## PROBLEM STATEMENT
Across the records below, how many lines contain the string "Gehl"? Give the number by itself.
** PROVIDED DATA follows **
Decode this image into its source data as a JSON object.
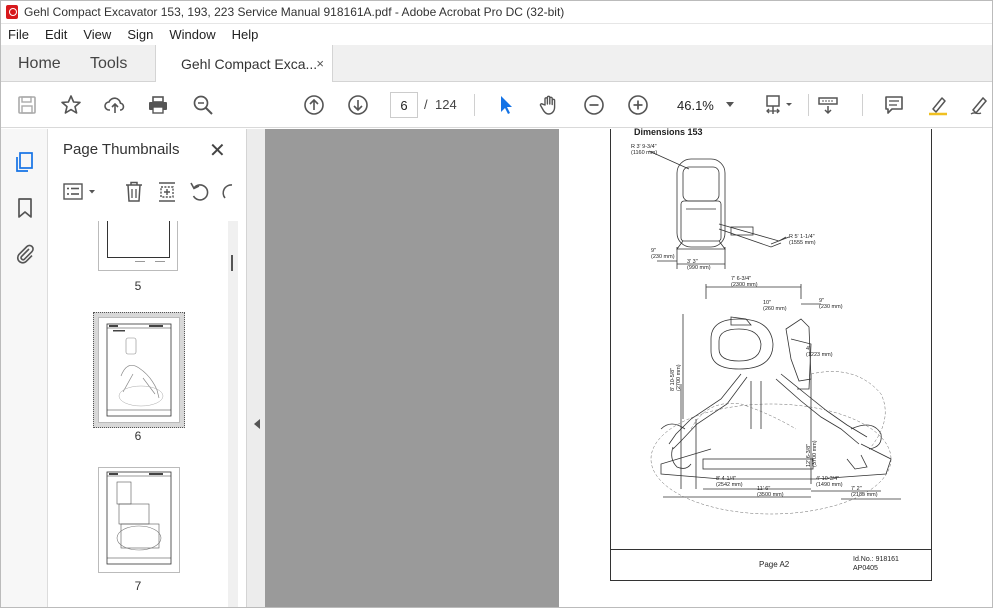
{
  "window": {
    "title": "Gehl Compact Excavator 153, 193, 223 Service Manual 918161A.pdf - Adobe Acrobat Pro DC (32-bit)"
  },
  "menu": [
    "File",
    "Edit",
    "View",
    "Sign",
    "Window",
    "Help"
  ],
  "tabs": {
    "home": "Home",
    "tools": "Tools",
    "document": "Gehl Compact Exca...",
    "close": "×"
  },
  "toolbar": {
    "current_page": "6",
    "separator": "/",
    "total_pages": "124",
    "zoom": "46.1%"
  },
  "thumbnails": {
    "title": "Page Thumbnails",
    "close": "✕",
    "pages": [
      {
        "label": "5"
      },
      {
        "label": "6",
        "selected": true
      },
      {
        "label": "7"
      }
    ]
  },
  "document_page": {
    "heading": "Dimensions 153",
    "page_label": "Page A2",
    "id_no": "Id.No.: 918161",
    "ap": "AP0405",
    "dimensions": [
      "R 3' 9-3/4\"\n(1160 mm)",
      "R 5' 1-1/4\"\n(1555 mm)",
      "9\"\n(230 mm)",
      "3' 3\"\n(990 mm)",
      "7' 6-3/4\"\n(2300 mm)",
      "10\"\n(260 mm)",
      "9\"\n(230 mm)",
      "4'\n(1223 mm)",
      "8' 10-5/8\"\n(2700 mm)",
      "12' 6-3/8\"\n(3700 mm)",
      "8' 4-1/4\"\n(2542 mm)",
      "4' 10-3/4\"\n(1490 mm)",
      "11' 6\"\n(3500 mm)",
      "7' 2\"\n(2185 mm)"
    ]
  },
  "colors": {
    "accent_blue": "#1473e6",
    "tab_bg": "#f0f0f0",
    "gray_canvas": "#9a9a9a",
    "acrobat_red": "#d7191c"
  }
}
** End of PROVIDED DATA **
## SOLUTION TO THIS EXERCISE
2